October 22, 2014
The monster of fear lurking all around BA
For the Herald
Naishtat’s History of Fear invites audiences to ponder their deepest angst
“Make a scared face,” one character says to another in Benjamín Naishtat’s debut feature film, History of Fear. The young man responds with a perplexed look, as if he didn’t quite know how to satisfy the demand. But the truth is that the expression he takes doesn’t really matter; after all, the essence of this movie is that every single one of its characters, whatever face they make, constantly wears fear in their entire bodies.
History of Fear, released in BA theatres today after a much praised international premiere in the official competition of the Berlin Film Festival and after screening in the Argentine Competition at BAFICI, is said to depict Argentina’s current juncture of rising crime and the ensuing fear. Although partly true, this is not the most powerful aspect of the movie, for the crux of the matter is much more ambitious: what it attempts to do is venture into fear itself, not as a symptom afflicting so many Argentines, but rather as a disease the affects humanity as a whole.
The film tells the story of a somewhat connected group of people who live in a wealthy suburban neighbourhood on the outskirts of Buenos Aires. Because there’s no clear storyline or plot, it is more accurate to say that what it does is illustrate the lives of these people, and more specifically their relationship with fear. To do this, Naishtat chooses not to narrate an elaborate story of theft and murder, but to show us snippets of their daily lives, to focus on the mundane events that trigger the racing-of-the-heart and the dilating-of-the-pupils. It is these human and rather primitive reactions that matter in the movie, the small hints of terror rather than the big bang of suspense.
We see a man going insane at a fast food restaurant, a house alarm going off for no reason, kids playing with firecrackers at the foot of the pool. It is interesting to notice that the only real moments of violence are shown in news broadcasts, and never in the day-to-day lives of the characters who watch them.
Told in a tone reminiscent of Lucrecia Martell’s The Swamp, Naishtat toys with the idea of potential danger that lurks constantly at every corner, and uses it to create a strange and awkward, but also quite enthralling, mood. It is essential to highlight the fantastic work of cinematographer Soledad Rodríguez, who manages to create a remarkable overall look throughout the whole of the movie.
What is most interesting about this film is the lack of a terrifying character. It quickly becomes clear that the director’s goal is not to make a political stand, but to create a sort of essay about the nature of fear. Fear can bring people apart and give way to a strange dichotomy of “us” versus “them,” where the identity of each is unclear, and yet it also creates in them a deep longing to be with their loved ones, or the more primitive need to just be with anybody, as long as it means not being alone.
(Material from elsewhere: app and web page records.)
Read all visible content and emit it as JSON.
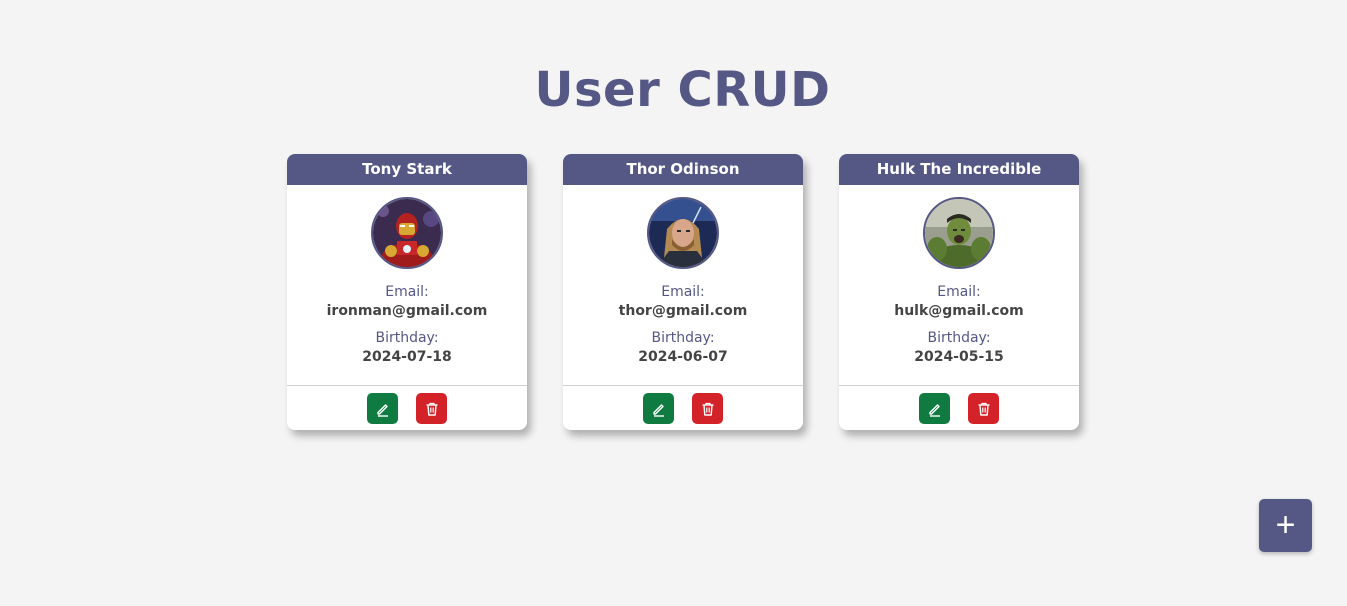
{
  "page": {
    "title": "User CRUD"
  },
  "labels": {
    "email": "Email:",
    "birthday": "Birthday:"
  },
  "users": [
    {
      "name": "Tony Stark",
      "email": "ironman@gmail.com",
      "birthday": "2024-07-18",
      "avatar": "iron-man-photo"
    },
    {
      "name": "Thor Odinson",
      "email": "thor@gmail.com",
      "birthday": "2024-06-07",
      "avatar": "thor-photo"
    },
    {
      "name": "Hulk The Incredible",
      "email": "hulk@gmail.com",
      "birthday": "2024-05-15",
      "avatar": "hulk-photo"
    }
  ],
  "actions": {
    "edit_icon": "pencil-icon",
    "delete_icon": "trash-icon",
    "add_label": "+"
  },
  "colors": {
    "accent": "#555885",
    "edit": "#0f7b41",
    "delete": "#d42328",
    "background": "#f4f4f4"
  }
}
History of Fear manages to explore this complexity, and comes to show that fear knows no social status, and that it is a double edged sword which can bring us apart just as easily as it can glue us together.
Historia del miedo (Argentina, France, Germany, Uruguay, 2014). Directed and written by Benjamín Naishtat. With: Jonathan Da Rosa, Tatiana Jiménez, Mirella Pascual, Claudia Cantero, Francisco Lu-merman. Cinematography by Soledad Rodríguez. Edited by Fernando Epstein, Andrés Quaranta. Pro-duced by Benjamin Domenech, Santiago Gallelli. Running time: 79 minutes.